ln the same editorial they also
America's position is extremely
day nearer to that fateful day
MARRIED BY JUSTICE PETERSON.
irony which united in marriage, Mr.
William Vierow and Miss Stella
Mr. and Mrs. Vierow will go to
housekeeping at Lamont, where the
groom is well and favorably known.
His bride is an Illinois girl, and will
be heartilv welcomed by the good
people of Lamont. The Democrat
extends hearty congratulations to
the young people.
William Vierow, and Stella Viola
George S. Coleman, and Helen F.
Joseph E. Schilling, and Anna Moot
B. MILLER & SON OF WIN
THROP, BUY ARNOLD HARD
G. H. MILLER IS MANAGER OF STORE
J. M. and
E Enright of Tama,
S. S. Arnold recently purchased of
Qtier Mr Arnold after
ing tlie deal
perienced business man. His son was
associated with his father in the man
agement of the business at Winthrop
for several years.
The new owners of the store will
conduct the business in this city un
der the firm name of W. B. Miller &
Son, the junior member of the firm
being in active charge of the store.
The firm lias come into possession of

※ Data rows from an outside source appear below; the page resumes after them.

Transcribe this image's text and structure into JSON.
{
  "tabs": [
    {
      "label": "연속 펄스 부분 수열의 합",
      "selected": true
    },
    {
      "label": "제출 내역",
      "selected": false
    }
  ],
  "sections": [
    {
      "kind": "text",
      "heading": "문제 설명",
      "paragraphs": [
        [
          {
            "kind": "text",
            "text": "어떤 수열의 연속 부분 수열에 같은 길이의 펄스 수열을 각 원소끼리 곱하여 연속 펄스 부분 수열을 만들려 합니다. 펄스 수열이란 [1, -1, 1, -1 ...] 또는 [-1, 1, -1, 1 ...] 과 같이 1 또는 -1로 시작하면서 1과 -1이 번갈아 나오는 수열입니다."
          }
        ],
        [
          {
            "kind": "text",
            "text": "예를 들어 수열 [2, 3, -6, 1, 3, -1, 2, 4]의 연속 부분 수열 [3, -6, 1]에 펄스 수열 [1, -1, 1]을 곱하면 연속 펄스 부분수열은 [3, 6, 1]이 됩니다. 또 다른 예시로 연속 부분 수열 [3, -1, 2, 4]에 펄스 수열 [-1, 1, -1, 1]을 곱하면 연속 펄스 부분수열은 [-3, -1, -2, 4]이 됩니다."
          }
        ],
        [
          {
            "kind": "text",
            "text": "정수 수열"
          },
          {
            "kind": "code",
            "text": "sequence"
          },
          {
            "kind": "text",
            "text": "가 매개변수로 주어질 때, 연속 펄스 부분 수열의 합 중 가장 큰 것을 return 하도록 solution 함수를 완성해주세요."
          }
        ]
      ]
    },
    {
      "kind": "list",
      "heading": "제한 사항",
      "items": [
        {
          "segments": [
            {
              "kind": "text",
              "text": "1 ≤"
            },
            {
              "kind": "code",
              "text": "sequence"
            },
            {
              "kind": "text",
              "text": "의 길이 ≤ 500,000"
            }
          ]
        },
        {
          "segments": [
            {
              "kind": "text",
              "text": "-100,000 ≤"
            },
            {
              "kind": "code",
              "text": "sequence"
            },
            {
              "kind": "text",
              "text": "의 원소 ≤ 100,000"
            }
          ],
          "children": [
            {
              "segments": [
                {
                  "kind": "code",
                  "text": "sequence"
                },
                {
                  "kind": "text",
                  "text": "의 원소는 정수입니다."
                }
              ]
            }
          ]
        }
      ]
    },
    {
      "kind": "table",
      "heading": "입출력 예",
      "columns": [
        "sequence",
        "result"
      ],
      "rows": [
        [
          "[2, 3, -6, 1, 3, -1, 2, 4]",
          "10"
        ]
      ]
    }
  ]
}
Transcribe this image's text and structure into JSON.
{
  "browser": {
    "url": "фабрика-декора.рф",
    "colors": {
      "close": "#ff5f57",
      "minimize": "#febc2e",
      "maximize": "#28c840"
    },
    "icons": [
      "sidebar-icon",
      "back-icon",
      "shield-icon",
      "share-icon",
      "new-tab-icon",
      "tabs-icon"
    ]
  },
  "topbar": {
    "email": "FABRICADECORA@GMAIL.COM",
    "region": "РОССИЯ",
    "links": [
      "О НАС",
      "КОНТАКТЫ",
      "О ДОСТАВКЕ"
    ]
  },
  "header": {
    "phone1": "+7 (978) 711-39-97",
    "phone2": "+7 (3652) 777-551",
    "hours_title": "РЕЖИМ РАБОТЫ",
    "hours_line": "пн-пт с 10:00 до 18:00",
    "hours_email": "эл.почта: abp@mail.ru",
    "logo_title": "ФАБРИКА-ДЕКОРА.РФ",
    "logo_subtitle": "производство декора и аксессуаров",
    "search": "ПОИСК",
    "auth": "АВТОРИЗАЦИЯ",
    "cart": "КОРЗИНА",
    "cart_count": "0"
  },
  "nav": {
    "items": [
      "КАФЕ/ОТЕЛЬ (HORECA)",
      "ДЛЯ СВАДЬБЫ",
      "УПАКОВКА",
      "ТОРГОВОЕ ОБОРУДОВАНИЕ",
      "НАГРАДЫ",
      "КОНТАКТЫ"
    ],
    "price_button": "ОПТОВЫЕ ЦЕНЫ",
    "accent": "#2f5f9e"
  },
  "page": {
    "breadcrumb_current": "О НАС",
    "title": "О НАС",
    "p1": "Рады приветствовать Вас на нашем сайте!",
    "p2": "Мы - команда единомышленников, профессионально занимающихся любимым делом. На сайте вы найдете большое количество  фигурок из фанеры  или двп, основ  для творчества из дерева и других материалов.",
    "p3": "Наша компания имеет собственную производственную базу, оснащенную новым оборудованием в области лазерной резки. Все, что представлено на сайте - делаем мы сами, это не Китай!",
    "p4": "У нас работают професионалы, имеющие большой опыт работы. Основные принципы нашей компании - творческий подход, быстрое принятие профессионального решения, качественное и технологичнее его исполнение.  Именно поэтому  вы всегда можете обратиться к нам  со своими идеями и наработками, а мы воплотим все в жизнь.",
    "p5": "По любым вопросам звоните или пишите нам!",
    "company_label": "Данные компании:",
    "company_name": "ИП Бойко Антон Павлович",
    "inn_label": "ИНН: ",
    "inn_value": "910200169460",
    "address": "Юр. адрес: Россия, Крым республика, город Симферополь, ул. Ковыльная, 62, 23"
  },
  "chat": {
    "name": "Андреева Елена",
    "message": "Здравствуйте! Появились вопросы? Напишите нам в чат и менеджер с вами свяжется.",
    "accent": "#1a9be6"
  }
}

a clean and up-to-date stock of hard
ware, and will no doubt receive the
same generous patronage from the
buying public as was accorded the
former owners of the store. Mr. Mill
er is. a wide-awake young business
man, and will carry a strictly first
class stock of hardware. He is a
young man of pleasing manner, and
GROCERY STORE CHANGES
Iowa. The new owners took posses
sion of the store on Saturday of last
week. Mr. Enright and his
are experienced grocermen ju*i will
devote their entire »fie to the
management of the a^iness. As soon
as Mr. Enrightfind a suitable
resldence^tfe will bring- liis iauiily.
he/e to make tlieir home.
Miv. and Mrs. McDonald have
not decidea^uDon definite plans for
the future. Their friends hope that
this transfer will not mean a re
moval from the city. J'
MRS. W. F. MERRILL.
Mrs. W. F. Merrill passed away at
the home of her sister, Mrs. Ralph
Work in this city on January 26tli,
1916, at the age of 54 years. Death
a pungent editorial, en- Mrs. Merrill is well remembered
stirred as the result of this the members of her family. She
outrage cn the higli seas was a member of the Eastern Star,
his son, G. H.
on' TuesdaJr ctosKi a dMl
«ov whereby they come into possession
ignorance of aHj0f the hardware stock which Mr..
Tuesday left for his
home in Grand Mound, whore his fam*
W. B. Miller is manager and part
owner of the hardware and imple*
Manchester a good place to
and since that date made
ship in the Congregational church
I wish to announce that will be
of the prima^ etecbon of June,
date for re_eiection
wish to ann0unce
of the county that wiu be a candi.
to the position
county recorder, on the republican
A. E. DUNLAP.
I desire to announce to tlie voters
of Delaware county that I am a can
didate for nomination as county treas
urer, on the republican ticket, sub
ject to the decision of the primary
election of June, 1916.
Clerk of Courts.
I desire to announce my candidacy
for the office of clerk of courts
of Delaware county, on the republi
can ticket, subject to the decision
of the primary election of June, 1916.
O. R. DUNHAM.
I desire to announce to the voters
of Delaware county that I am a can
didate for supervisor on the Repub
lican ticket for the term commenc
ing January 1, 1917, subject to the
decision of the primary election of
June, 1916. C. WENDEL.